Advertising is the bread and butter of the web, yet many claim that they never click on ads, typically using a peacock tone that signals their pride in being ad-averse. But somebody must be clicking, since Google etc are making bilions. Who are they, asks Danah Boyd.
A few years back, I asked this question to someone who worked in the world of web ads and I received a snarky (and condescending) answer: middle America. Over the years, I’ve read all sorts of speculations about search engine ads suggesting that people click on ads:
– Because they don’t know that they’re ads.
– Because they are perceived to be of greater quality than the actual search results (for example, in searches for travel).
– When they’re searching for something that they want to purchase (intent to buy = desire to get to merchants quickly).
– When they’re bored.
– When they think that they might win something or get something for free.
Over the summer, Dave Morgan (AOL Global Advertising Strategy) blogged about a study that they did to investigate who clicks on ads:
What did we learn? A lot. We learned that most people do not click on ads, and those that do are by no means representative of Web users at large.

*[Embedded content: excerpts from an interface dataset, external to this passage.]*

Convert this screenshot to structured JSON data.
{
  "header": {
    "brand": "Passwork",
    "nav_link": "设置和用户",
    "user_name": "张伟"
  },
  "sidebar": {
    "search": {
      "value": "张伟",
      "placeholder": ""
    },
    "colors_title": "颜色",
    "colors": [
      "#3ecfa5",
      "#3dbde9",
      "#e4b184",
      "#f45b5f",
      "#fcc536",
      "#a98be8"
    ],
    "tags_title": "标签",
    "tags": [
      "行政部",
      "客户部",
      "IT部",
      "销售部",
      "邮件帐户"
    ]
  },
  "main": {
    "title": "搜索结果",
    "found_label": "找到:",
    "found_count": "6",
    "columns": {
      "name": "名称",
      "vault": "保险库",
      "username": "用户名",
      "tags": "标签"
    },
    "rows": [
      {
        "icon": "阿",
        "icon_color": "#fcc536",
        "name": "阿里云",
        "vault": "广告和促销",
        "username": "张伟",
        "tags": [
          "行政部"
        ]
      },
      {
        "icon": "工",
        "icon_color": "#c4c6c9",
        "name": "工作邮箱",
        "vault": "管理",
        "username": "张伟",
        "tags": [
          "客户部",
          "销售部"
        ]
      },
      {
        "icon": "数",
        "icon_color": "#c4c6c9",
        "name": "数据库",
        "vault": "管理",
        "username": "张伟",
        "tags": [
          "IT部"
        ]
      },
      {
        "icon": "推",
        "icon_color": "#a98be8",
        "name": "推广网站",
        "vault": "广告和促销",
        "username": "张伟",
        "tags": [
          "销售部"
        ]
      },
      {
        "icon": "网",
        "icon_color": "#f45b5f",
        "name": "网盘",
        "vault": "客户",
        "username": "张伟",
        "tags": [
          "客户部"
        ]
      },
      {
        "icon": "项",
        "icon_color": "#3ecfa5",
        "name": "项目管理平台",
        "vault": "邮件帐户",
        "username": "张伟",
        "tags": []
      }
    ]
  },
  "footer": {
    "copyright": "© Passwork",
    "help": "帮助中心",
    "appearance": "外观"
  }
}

Ninety-nine percent of Web users do not click on ads on a monthly basis. Of the 1% that do, most only click once a month. Less than two tenths of one percent click more often. That tiny percentage makes up the vast majority of banner ad clicks.
Who are these “heavy clickers”? They are predominantly female, indexing at a rate almost double the male population. They are older. They are predominantly Midwesterners, with some concentrations in Mid-Atlantic States and in New England. What kinds of content do they like to view when they are on the Web? Not surprisingly, they look at sweepstakes far more than any other kind of content. Yes, these are the same people that tend to open direct mail and love to talk to telemarketers.
[via Lunch over IP]